Instructions for the task. Copy out each line below in which the string "structured" appears.

Task material.
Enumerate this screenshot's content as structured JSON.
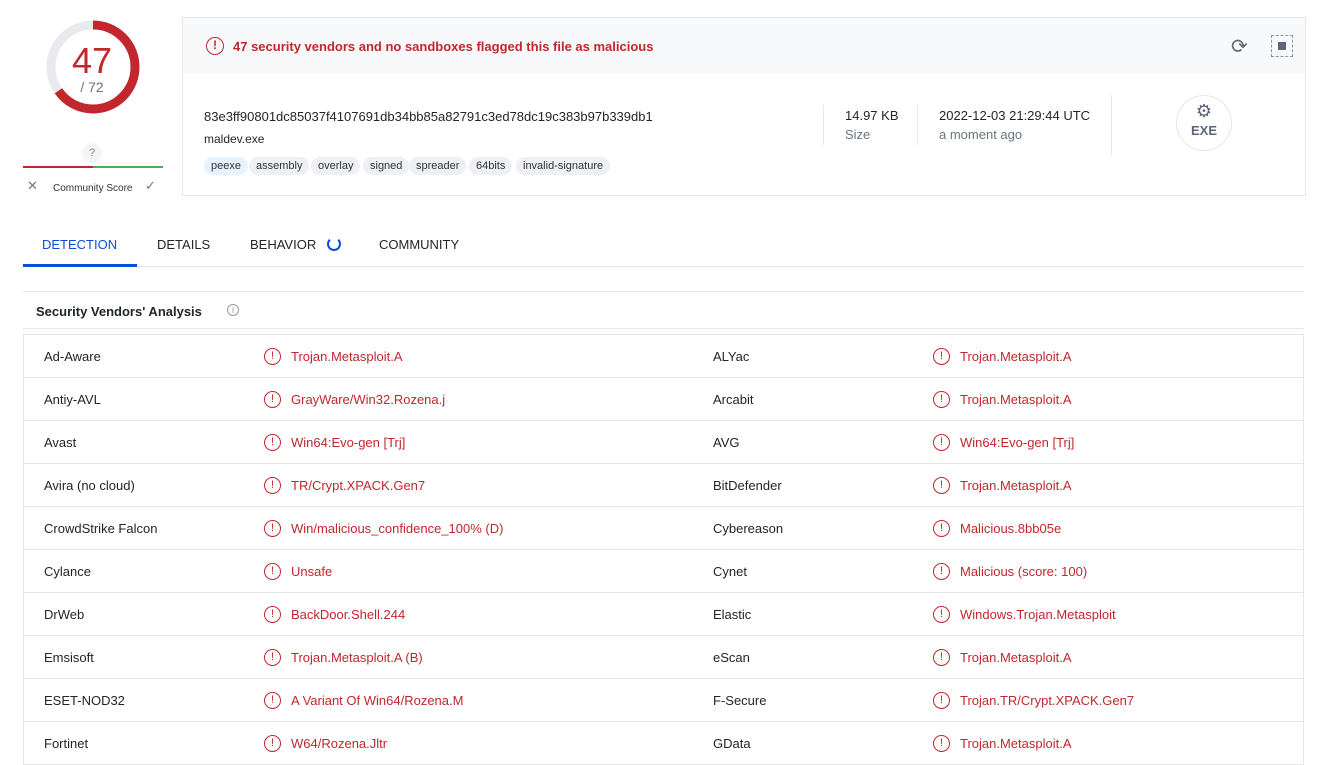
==
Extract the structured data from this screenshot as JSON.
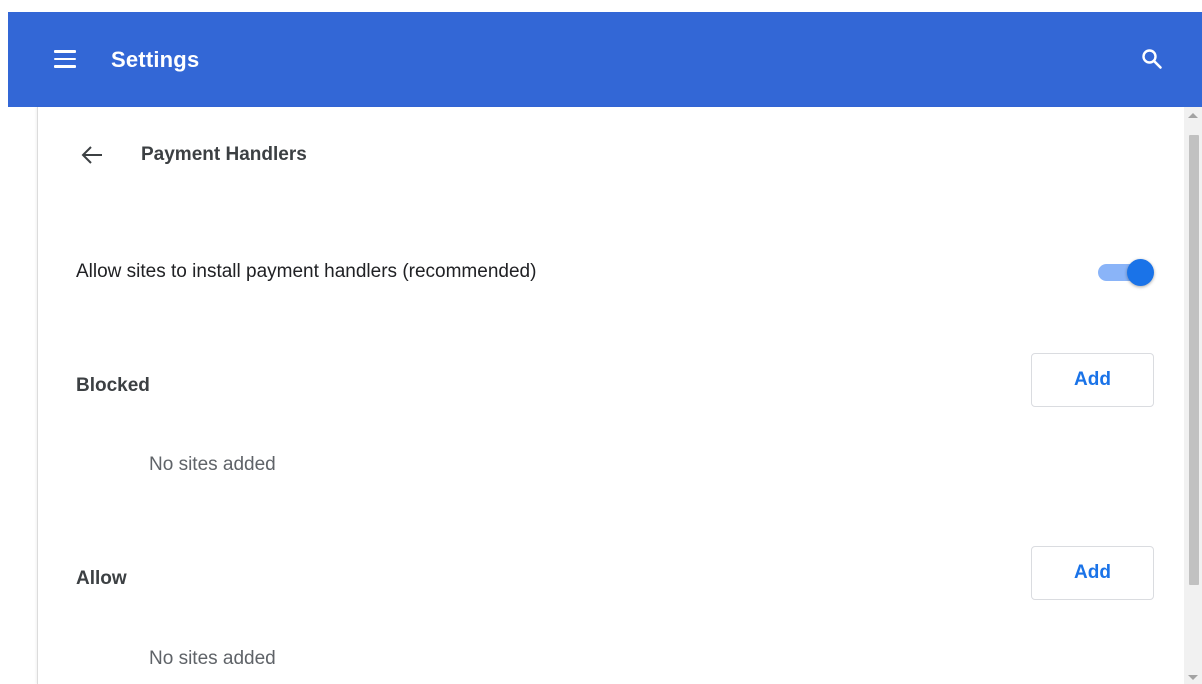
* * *
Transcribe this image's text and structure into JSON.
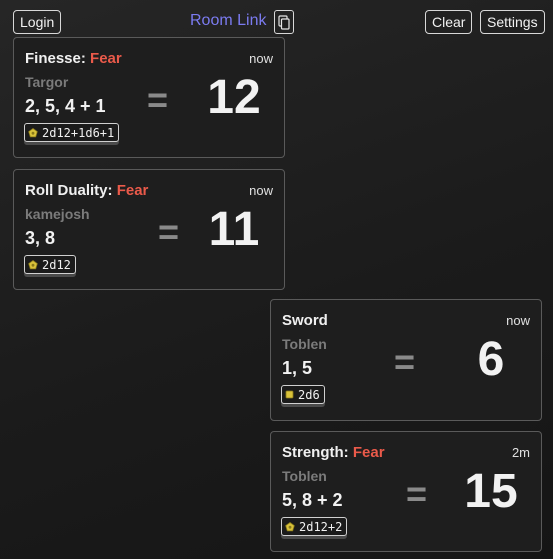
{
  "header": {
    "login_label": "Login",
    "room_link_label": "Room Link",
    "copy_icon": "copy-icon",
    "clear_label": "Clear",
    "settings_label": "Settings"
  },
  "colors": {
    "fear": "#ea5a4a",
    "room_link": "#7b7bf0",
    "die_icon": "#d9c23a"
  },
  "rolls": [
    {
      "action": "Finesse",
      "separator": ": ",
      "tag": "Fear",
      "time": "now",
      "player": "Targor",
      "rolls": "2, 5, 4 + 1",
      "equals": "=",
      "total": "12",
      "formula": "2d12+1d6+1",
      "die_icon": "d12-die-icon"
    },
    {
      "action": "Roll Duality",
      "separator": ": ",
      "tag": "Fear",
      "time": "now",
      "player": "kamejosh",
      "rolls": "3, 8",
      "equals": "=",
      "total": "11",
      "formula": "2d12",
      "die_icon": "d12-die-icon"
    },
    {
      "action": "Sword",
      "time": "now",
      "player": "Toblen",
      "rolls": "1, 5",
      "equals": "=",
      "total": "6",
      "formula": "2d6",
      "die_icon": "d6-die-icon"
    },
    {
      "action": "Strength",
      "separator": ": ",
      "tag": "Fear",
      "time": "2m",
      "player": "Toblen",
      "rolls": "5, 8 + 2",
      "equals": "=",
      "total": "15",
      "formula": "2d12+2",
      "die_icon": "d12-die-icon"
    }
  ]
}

Solution for this task.
Enumerate this screenshot's content as structured JSON.
Extract the structured data from this screenshot as JSON.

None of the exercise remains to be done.